ABSTRACT: The Gypsy moth, Lymantria dispar, is an exotic forest pest that was introduced to the USA in 1869. Since then it has spread continuously across the majority of the northeastern US. Larvae of this insect prefer feeding on oak species, although other species also serve as host trees. During outbreak, larvae defoliate forests across large regions and repeated defoliation can predispose the trees to attacks by secondary insect pests or fungal infections causing tree mortality. Gypsy moth outbreaks are episodic and are difficult to predict. Development of forecasting models remains a challenge despite their potential usefulness in effectively mobilizing resources to deal with the outbreaks. Previous studies indicate that vegetation attributes measured through remote sensing, as well as terrain, and climate characteristics influence the likelihood gypsy moth outbreaks. In addition, temporal and spatial variables describing the cyclic and spatial patterns of the outbreaks could be very valuable in forecasting outbreaks.In this study, we develop a model that forecasts gypsy moth outbreaks using Pennsylvania as a case study. We use systematic sampling and locate 8,424 sampling points across forest areas of Pennsylvania and focus on outbreaks during the time period 200-2016 to train the model. For each point, a large suite of temporal and spatial predictor variables are derived from remote sensing, climate, topographic and inventory data, while the occurrence of the outbreak is obtained from annual outbreak sketch maps. We use the machine learning modeling algorithm Random Forests which has a well-documented predictive ability and can deal with a large number of variables. We present modeling results and an assessment of the model performance that focuses on hindcasting outbreaks during the period 1980-1990. An accurate forecasting model will be of critical importance for projecting the spatial extent of future outbreaks and for forest management planning.

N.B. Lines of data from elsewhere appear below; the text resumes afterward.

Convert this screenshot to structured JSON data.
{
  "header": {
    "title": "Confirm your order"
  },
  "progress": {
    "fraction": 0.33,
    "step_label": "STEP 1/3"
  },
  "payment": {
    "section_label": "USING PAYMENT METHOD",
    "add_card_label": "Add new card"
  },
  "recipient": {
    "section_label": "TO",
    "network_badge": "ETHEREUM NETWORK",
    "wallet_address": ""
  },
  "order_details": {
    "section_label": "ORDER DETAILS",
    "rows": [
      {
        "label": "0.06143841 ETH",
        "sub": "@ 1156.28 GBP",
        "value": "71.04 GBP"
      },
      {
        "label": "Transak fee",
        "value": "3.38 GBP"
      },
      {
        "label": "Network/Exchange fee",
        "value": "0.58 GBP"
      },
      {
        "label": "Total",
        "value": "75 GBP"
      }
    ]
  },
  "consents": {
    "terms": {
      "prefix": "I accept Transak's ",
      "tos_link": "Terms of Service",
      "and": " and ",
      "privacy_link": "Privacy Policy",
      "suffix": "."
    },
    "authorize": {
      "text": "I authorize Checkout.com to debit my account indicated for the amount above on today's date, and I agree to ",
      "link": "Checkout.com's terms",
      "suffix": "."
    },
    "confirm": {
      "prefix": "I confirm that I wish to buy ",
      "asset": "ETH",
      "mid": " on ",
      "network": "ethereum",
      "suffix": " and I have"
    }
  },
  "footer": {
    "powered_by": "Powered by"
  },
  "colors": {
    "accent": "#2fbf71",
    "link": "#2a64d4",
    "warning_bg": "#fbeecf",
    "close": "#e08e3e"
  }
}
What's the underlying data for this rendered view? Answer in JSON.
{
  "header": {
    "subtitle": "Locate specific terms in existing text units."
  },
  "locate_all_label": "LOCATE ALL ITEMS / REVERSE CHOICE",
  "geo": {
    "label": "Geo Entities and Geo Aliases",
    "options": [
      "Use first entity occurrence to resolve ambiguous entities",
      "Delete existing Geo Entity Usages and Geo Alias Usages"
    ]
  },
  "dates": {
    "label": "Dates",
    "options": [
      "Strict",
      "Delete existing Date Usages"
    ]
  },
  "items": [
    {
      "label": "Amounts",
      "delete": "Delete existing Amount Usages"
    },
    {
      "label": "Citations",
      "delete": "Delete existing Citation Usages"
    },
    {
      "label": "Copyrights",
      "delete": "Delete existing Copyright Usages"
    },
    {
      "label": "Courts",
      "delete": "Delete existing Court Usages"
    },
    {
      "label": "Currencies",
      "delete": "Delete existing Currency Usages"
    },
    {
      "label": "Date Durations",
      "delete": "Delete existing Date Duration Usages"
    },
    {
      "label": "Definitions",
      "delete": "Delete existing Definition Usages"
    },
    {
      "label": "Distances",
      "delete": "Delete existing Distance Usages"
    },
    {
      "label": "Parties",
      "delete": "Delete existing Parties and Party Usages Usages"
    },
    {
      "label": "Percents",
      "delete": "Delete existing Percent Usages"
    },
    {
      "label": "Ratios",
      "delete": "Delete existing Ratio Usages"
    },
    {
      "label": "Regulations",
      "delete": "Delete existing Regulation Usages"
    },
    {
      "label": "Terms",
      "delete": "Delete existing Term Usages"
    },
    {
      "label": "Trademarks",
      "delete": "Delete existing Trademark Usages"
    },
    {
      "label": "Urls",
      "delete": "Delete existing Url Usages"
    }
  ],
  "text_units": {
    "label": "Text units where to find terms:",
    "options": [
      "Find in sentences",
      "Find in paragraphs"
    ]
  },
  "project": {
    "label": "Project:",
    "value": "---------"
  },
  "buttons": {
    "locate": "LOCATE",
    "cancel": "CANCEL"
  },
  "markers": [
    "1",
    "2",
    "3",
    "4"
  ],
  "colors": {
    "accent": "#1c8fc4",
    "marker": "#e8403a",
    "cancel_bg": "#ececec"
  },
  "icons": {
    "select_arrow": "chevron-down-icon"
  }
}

Wednesday April 11, 2018 2:30pm - 2:45pm CDT
Water Tower Parlor